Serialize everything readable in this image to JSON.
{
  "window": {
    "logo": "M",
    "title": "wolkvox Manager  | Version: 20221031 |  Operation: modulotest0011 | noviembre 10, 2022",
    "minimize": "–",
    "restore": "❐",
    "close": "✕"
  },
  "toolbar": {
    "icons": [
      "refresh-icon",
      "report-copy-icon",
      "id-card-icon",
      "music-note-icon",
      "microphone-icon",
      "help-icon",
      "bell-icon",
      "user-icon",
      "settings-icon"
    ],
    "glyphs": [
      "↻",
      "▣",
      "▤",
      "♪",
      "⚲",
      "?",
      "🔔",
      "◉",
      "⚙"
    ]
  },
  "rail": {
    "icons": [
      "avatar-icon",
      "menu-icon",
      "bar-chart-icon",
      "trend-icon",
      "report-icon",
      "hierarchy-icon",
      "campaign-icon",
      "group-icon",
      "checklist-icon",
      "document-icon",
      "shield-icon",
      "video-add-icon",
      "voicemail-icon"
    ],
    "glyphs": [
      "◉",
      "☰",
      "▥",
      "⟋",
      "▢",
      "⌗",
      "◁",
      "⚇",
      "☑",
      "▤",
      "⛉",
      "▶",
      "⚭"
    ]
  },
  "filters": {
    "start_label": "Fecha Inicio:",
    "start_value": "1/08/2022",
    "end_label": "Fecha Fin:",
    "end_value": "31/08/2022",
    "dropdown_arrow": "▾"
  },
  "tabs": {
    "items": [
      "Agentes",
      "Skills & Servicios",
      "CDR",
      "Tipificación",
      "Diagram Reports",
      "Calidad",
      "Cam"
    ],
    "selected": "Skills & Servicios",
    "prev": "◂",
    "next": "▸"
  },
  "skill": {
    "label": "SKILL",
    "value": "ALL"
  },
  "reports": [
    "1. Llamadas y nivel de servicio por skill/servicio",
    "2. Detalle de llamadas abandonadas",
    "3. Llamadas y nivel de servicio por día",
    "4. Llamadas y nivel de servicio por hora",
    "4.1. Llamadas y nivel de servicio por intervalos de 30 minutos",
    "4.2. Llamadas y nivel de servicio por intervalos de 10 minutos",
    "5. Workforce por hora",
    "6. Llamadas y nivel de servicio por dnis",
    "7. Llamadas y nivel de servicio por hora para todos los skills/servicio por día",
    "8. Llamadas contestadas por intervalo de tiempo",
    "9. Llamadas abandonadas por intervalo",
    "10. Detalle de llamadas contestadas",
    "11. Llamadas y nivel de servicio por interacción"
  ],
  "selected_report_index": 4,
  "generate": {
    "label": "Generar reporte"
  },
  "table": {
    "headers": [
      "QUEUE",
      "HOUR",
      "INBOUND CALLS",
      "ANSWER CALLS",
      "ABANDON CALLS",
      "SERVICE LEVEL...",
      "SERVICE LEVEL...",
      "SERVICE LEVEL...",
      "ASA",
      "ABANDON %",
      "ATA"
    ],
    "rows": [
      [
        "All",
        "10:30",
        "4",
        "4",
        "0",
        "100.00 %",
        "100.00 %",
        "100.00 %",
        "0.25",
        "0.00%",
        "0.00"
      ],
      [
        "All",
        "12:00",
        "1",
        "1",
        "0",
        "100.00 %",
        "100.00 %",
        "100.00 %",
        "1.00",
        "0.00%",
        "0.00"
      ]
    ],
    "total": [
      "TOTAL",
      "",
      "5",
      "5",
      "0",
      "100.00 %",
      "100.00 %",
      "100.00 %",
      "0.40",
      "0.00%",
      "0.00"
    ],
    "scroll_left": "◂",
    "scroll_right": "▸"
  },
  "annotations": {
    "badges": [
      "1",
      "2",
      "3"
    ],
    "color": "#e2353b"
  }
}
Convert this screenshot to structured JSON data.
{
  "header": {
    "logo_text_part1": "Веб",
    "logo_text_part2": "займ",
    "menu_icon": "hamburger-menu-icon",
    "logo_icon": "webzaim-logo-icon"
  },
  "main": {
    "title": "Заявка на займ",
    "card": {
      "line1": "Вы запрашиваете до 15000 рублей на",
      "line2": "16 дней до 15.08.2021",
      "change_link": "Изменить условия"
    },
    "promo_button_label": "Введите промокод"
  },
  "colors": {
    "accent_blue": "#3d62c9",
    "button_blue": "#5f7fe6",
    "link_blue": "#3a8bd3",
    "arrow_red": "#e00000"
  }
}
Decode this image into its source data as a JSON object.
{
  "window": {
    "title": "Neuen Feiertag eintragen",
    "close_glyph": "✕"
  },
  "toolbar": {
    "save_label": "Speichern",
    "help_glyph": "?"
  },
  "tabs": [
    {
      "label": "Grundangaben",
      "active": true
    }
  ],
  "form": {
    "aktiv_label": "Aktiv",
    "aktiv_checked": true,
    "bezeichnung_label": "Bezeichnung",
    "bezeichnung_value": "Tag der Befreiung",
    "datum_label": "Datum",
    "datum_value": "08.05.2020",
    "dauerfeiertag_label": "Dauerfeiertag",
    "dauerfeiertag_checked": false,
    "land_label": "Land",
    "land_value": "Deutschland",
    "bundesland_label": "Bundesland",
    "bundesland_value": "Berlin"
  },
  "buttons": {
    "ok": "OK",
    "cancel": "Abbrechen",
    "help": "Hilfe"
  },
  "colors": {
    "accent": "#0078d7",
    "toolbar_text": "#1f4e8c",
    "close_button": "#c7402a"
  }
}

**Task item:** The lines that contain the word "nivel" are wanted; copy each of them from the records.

**Problem solution:**
    "1. Llamadas y nivel de servicio por skill/servicio",
    "3. Llamadas y nivel de servicio por día",
    "4. Llamadas y nivel de servicio por hora",
    "4.1. Llamadas y nivel de servicio por intervalos de 30 minutos",
    "4.2. Llamadas y nivel de servicio por intervalos de 10 minutos",
    "6. Llamadas y nivel de servicio por dnis",
    "7. Llamadas y nivel de servicio por hora para todos los skills/servicio por día",
    "11. Llamadas y nivel de servicio por interacción"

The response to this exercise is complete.